* **Activity**: Each record below is to be copied word for word, with pictures removed.

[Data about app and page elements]
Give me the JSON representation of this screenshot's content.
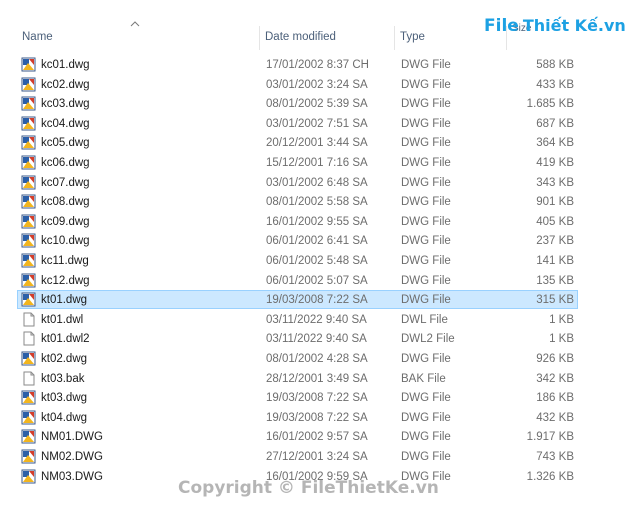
{
  "columns": {
    "name": "Name",
    "date": "Date modified",
    "type": "Type",
    "size": "Size"
  },
  "files": [
    {
      "name": "kc01.dwg",
      "date": "17/01/2002 8:37 CH",
      "type": "DWG File",
      "size": "588 KB",
      "icon": "dwg-file-icon"
    },
    {
      "name": "kc02.dwg",
      "date": "03/01/2002 3:24 SA",
      "type": "DWG File",
      "size": "433 KB",
      "icon": "dwg-file-icon"
    },
    {
      "name": "kc03.dwg",
      "date": "08/01/2002 5:39 SA",
      "type": "DWG File",
      "size": "1.685 KB",
      "icon": "dwg-file-icon"
    },
    {
      "name": "kc04.dwg",
      "date": "03/01/2002 7:51 SA",
      "type": "DWG File",
      "size": "687 KB",
      "icon": "dwg-file-icon"
    },
    {
      "name": "kc05.dwg",
      "date": "20/12/2001 3:44 SA",
      "type": "DWG File",
      "size": "364 KB",
      "icon": "dwg-file-icon"
    },
    {
      "name": "kc06.dwg",
      "date": "15/12/2001 7:16 SA",
      "type": "DWG File",
      "size": "419 KB",
      "icon": "dwg-file-icon"
    },
    {
      "name": "kc07.dwg",
      "date": "03/01/2002 6:48 SA",
      "type": "DWG File",
      "size": "343 KB",
      "icon": "dwg-file-icon"
    },
    {
      "name": "kc08.dwg",
      "date": "08/01/2002 5:58 SA",
      "type": "DWG File",
      "size": "901 KB",
      "icon": "dwg-file-icon"
    },
    {
      "name": "kc09.dwg",
      "date": "16/01/2002 9:55 SA",
      "type": "DWG File",
      "size": "405 KB",
      "icon": "dwg-file-icon"
    },
    {
      "name": "kc10.dwg",
      "date": "06/01/2002 6:41 SA",
      "type": "DWG File",
      "size": "237 KB",
      "icon": "dwg-file-icon"
    },
    {
      "name": "kc11.dwg",
      "date": "06/01/2002 5:48 SA",
      "type": "DWG File",
      "size": "141 KB",
      "icon": "dwg-file-icon"
    },
    {
      "name": "kc12.dwg",
      "date": "06/01/2002 5:07 SA",
      "type": "DWG File",
      "size": "135 KB",
      "icon": "dwg-file-icon"
    },
    {
      "name": "kt01.dwg",
      "date": "19/03/2008 7:22 SA",
      "type": "DWG File",
      "size": "315 KB",
      "icon": "dwg-file-icon",
      "selected": true
    },
    {
      "name": "kt01.dwl",
      "date": "03/11/2022 9:40 SA",
      "type": "DWL File",
      "size": "1 KB",
      "icon": "blank-file-icon"
    },
    {
      "name": "kt01.dwl2",
      "date": "03/11/2022 9:40 SA",
      "type": "DWL2 File",
      "size": "1 KB",
      "icon": "blank-file-icon"
    },
    {
      "name": "kt02.dwg",
      "date": "08/01/2002 4:28 SA",
      "type": "DWG File",
      "size": "926 KB",
      "icon": "dwg-file-icon"
    },
    {
      "name": "kt03.bak",
      "date": "28/12/2001 3:49 SA",
      "type": "BAK File",
      "size": "342 KB",
      "icon": "blank-file-icon"
    },
    {
      "name": "kt03.dwg",
      "date": "19/03/2008 7:22 SA",
      "type": "DWG File",
      "size": "186 KB",
      "icon": "dwg-file-icon"
    },
    {
      "name": "kt04.dwg",
      "date": "19/03/2008 7:22 SA",
      "type": "DWG File",
      "size": "432 KB",
      "icon": "dwg-file-icon"
    },
    {
      "name": "NM01.DWG",
      "date": "16/01/2002 9:57 SA",
      "type": "DWG File",
      "size": "1.917 KB",
      "icon": "dwg-file-icon"
    },
    {
      "name": "NM02.DWG",
      "date": "27/12/2001 3:24 SA",
      "type": "DWG File",
      "size": "743 KB",
      "icon": "dwg-file-icon"
    },
    {
      "name": "NM03.DWG",
      "date": "16/01/2002 9:59 SA",
      "type": "DWG File",
      "size": "1.326 KB",
      "icon": "dwg-file-icon"
    }
  ],
  "logo": {
    "prefix": "File",
    "rest": "Thiết Kế.vn"
  },
  "watermark": "Copyright © FileThietKe.vn"
}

* **Answer for this exercise**:
Give me the JSON representation of this screenshot's content.
{
  "columns": {
    "name": "Name",
    "date": "Date modified",
    "type": "Type",
    "size": "Size"
  },
  "files": [
    {
      "name": "kc01.dwg",
      "date": "17/01/2002 8:37 CH",
      "type": "DWG File",
      "size": "588 KB",
      "icon": "dwg-file-icon"
    },
    {
      "name": "kc02.dwg",
      "date": "03/01/2002 3:24 SA",
      "type": "DWG File",
      "size": "433 KB",
      "icon": "dwg-file-icon"
    },
    {
      "name": "kc03.dwg",
      "date": "08/01/2002 5:39 SA",
      "type": "DWG File",
      "size": "1.685 KB",
      "icon": "dwg-file-icon"
    },
    {
      "name": "kc04.dwg",
      "date": "03/01/2002 7:51 SA",
      "type": "DWG File",
      "size": "687 KB",
      "icon": "dwg-file-icon"
    },
    {
      "name": "kc05.dwg",
      "date": "20/12/2001 3:44 SA",
      "type": "DWG File",
      "size": "364 KB",
      "icon": "dwg-file-icon"
    },
    {
      "name": "kc06.dwg",
      "date": "15/12/2001 7:16 SA",
      "type": "DWG File",
      "size": "419 KB",
      "icon": "dwg-file-icon"
    },
    {
      "name": "kc07.dwg",
      "date": "03/01/2002 6:48 SA",
      "type": "DWG File",
      "size": "343 KB",
      "icon": "dwg-file-icon"
    },
    {
      "name": "kc08.dwg",
      "date": "08/01/2002 5:58 SA",
      "type": "DWG File",
      "size": "901 KB",
      "icon": "dwg-file-icon"
    },
    {
      "name": "kc09.dwg",
      "date": "16/01/2002 9:55 SA",
      "type": "DWG File",
      "size": "405 KB",
      "icon": "dwg-file-icon"
    },
    {
      "name": "kc10.dwg",
      "date": "06/01/2002 6:41 SA",
      "type": "DWG File",
      "size": "237 KB",
      "icon": "dwg-file-icon"
    },
    {
      "name": "kc11.dwg",
      "date": "06/01/2002 5:48 SA",
      "type": "DWG File",
      "size": "141 KB",
      "icon": "dwg-file-icon"
    },
    {
      "name": "kc12.dwg",
      "date": "06/01/2002 5:07 SA",
      "type": "DWG File",
      "size": "135 KB",
      "icon": "dwg-file-icon"
    },
    {
      "name": "kt01.dwg",
      "date": "19/03/2008 7:22 SA",
      "type": "DWG File",
      "size": "315 KB",
      "icon": "dwg-file-icon",
      "selected": true
    },
    {
      "name": "kt01.dwl",
      "date": "03/11/2022 9:40 SA",
      "type": "DWL File",
      "size": "1 KB",
      "icon": "blank-file-icon"
    },
    {
      "name": "kt01.dwl2",
      "date": "03/11/2022 9:40 SA",
      "type": "DWL2 File",
      "size": "1 KB",
      "icon": "blank-file-icon"
    },
    {
      "name": "kt02.dwg",
      "date": "08/01/2002 4:28 SA",
      "type": "DWG File",
      "size": "926 KB",
      "icon": "dwg-file-icon"
    },
    {
      "name": "kt03.bak",
      "date": "28/12/2001 3:49 SA",
      "type": "BAK File",
      "size": "342 KB",
      "icon": "blank-file-icon"
    },
    {
      "name": "kt03.dwg",
      "date": "19/03/2008 7:22 SA",
      "type": "DWG File",
      "size": "186 KB",
      "icon": "dwg-file-icon"
    },
    {
      "name": "kt04.dwg",
      "date": "19/03/2008 7:22 SA",
      "type": "DWG File",
      "size": "432 KB",
      "icon": "dwg-file-icon"
    },
    {
      "name": "NM01.DWG",
      "date": "16/01/2002 9:57 SA",
      "type": "DWG File",
      "size": "1.917 KB",
      "icon": "dwg-file-icon"
    },
    {
      "name": "NM02.DWG",
      "date": "27/12/2001 3:24 SA",
      "type": "DWG File",
      "size": "743 KB",
      "icon": "dwg-file-icon"
    },
    {
      "name": "NM03.DWG",
      "date": "16/01/2002 9:59 SA",
      "type": "DWG File",
      "size": "1.326 KB",
      "icon": "dwg-file-icon"
    }
  ],
  "logo": {
    "prefix": "File",
    "rest": "Thiết Kế.vn"
  },
  "watermark": "Copyright © FileThietKe.vn"
}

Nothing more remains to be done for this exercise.